Scepticism is as much the result of knowledge, as knowledge is of scepticism. To be content with what we at present know, is, for the most part, to shut our ears against conviction; since, ...
by James Stephens
Finnian, the Abbott of Moville, went southwards and eastwards in great haste. News had come to him in Donegal that there were yet people in his own province who believed in gods ...
by Philip K. Dick
The claws were bad enough in the first place—nasty, crawling little death-robots. But when they began to imitate their creators, it was time for the human race to make peace—if it could!
by H. G. Wells
ON February the First 1887, the Lady Vain was lost by collision with a derelict when about the latitude 1° S. and longitude 107° W.
On January the Fifth, 1888—that is eleven months ...
by Edmond Rostand
A Representation at the Hotel de Bourgogne.
The hall of the Hotel de Bourgogne, in 1640. A sort of tennis-court arranged and decorated for a theatrical performance.
The hall is oblong and seen obliquely, ...
By Lord Byron
Bob Southey! You're a poet, poet laureate,
And representative of all the race.
Although 'tis true that you turned out a Tory at
Last, yours has lately been a common case.
And now my epic renegade, what ...
by Jules Verne and Michel Verne
Little though they seem to think of it, the people of this twenty-ninth century live continually in fairyland. Surfeited as they are with marvels, they are indifferent in presence of ...
by Jack London
I scarcely know where to begin, though I sometimes facetiously place the cause of it all to Charley Furuseth’s credit. He kept a summer cottage in Mill Valley, under the shadow of ...
by Murray Leinster
It was, as usual, a decision on which the question of peace or atomic war depended. The Council of the Western Defense Alliance, as usual, had made the decision. And, as usual, the ...
by Hamilton Wright Mabie
The fairy tale is a poetic recording of the facts of life, an interpretation by the imagination of its hard conditions, an effort to reconcile the spirit which loves freedom and goodness ...
by Arthur Conan Doyle
Mrs. Hudson, the landlady of Sherlock Holmes, was a long-suffering woman. Not only was her first-floor flat invaded at all hours by throngs of singular and often undesirable characters but her remarkable ...
by Agatha Christie
CHAPTER I. I GO TO STYLES
The intense interest aroused in the public by what was known at the time as "The Styles Case" has now somewhat subsided. Nevertheless, in view of the world-wide ...

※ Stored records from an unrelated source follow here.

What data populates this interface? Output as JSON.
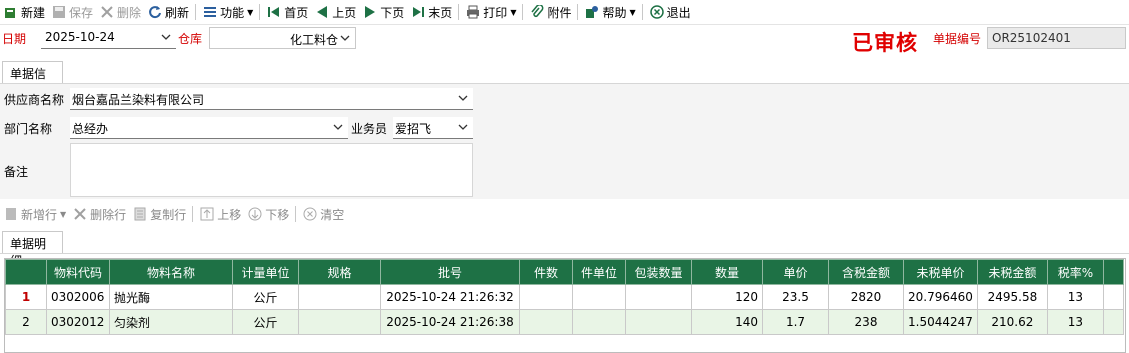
{
  "toolbar": {
    "new": "新建",
    "save": "保存",
    "delete": "删除",
    "refresh": "刷新",
    "function": "功能",
    "first": "首页",
    "prev": "上页",
    "next": "下页",
    "last": "末页",
    "print": "打印",
    "attach": "附件",
    "help": "帮助",
    "exit": "退出"
  },
  "header": {
    "date_label": "日期",
    "date_value": "2025-10-24",
    "warehouse_label": "仓库",
    "warehouse_value": "化工料仓",
    "audit_stamp": "已审核",
    "doc_no_label": "单据编号",
    "doc_no_value": "OR25102401"
  },
  "info_tab": "单据信息",
  "form": {
    "supplier_label": "供应商名称",
    "supplier_value": "烟台嘉品兰染料有限公司",
    "dept_label": "部门名称",
    "dept_value": "总经办",
    "salesman_label": "业务员",
    "salesman_value": "爱招飞",
    "remark_label": "备注",
    "remark_value": ""
  },
  "row_toolbar": {
    "add_row": "新增行",
    "delete_row": "删除行",
    "copy_row": "复制行",
    "move_up": "上移",
    "move_down": "下移",
    "clear": "清空"
  },
  "detail_tab": "单据明细",
  "grid": {
    "columns": [
      "",
      "物料代码",
      "物料名称",
      "计量单位",
      "规格",
      "批号",
      "件数",
      "件单位",
      "包装数量",
      "数量",
      "单价",
      "含税金额",
      "未税单价",
      "未税金额",
      "税率%",
      ""
    ],
    "rows": [
      [
        "1",
        "0302006",
        "抛光酶",
        "公斤",
        "",
        "2025-10-24 21:26:32",
        "",
        "",
        "",
        "120",
        "23.5",
        "2820",
        "20.796460",
        "2495.58",
        "13",
        ""
      ],
      [
        "2",
        "0302012",
        "匀染剂",
        "公斤",
        "",
        "2025-10-24 21:26:38",
        "",
        "",
        "",
        "140",
        "1.7",
        "238",
        "1.5044247",
        "210.62",
        "13",
        ""
      ]
    ]
  },
  "colors": {
    "header_green": "#1e7145",
    "row_alt": "#e9f5e6",
    "label_red": "#d40000",
    "stamp_red": "#e00000"
  }
}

by Jack London
CHAPTER I—THE TRAIL OF THE MEAT
Dark spruce forest frowned on either side the frozen waterway. The trees had been stripped by a recent wind of their white covering of frost, and they ...
by Sophia Morrison
MANX FAIRY TALES
There was a man once in the Isle of Mann who met one of the Little Fellows, and the Little Fellow told him that if he would go to London Bridge ...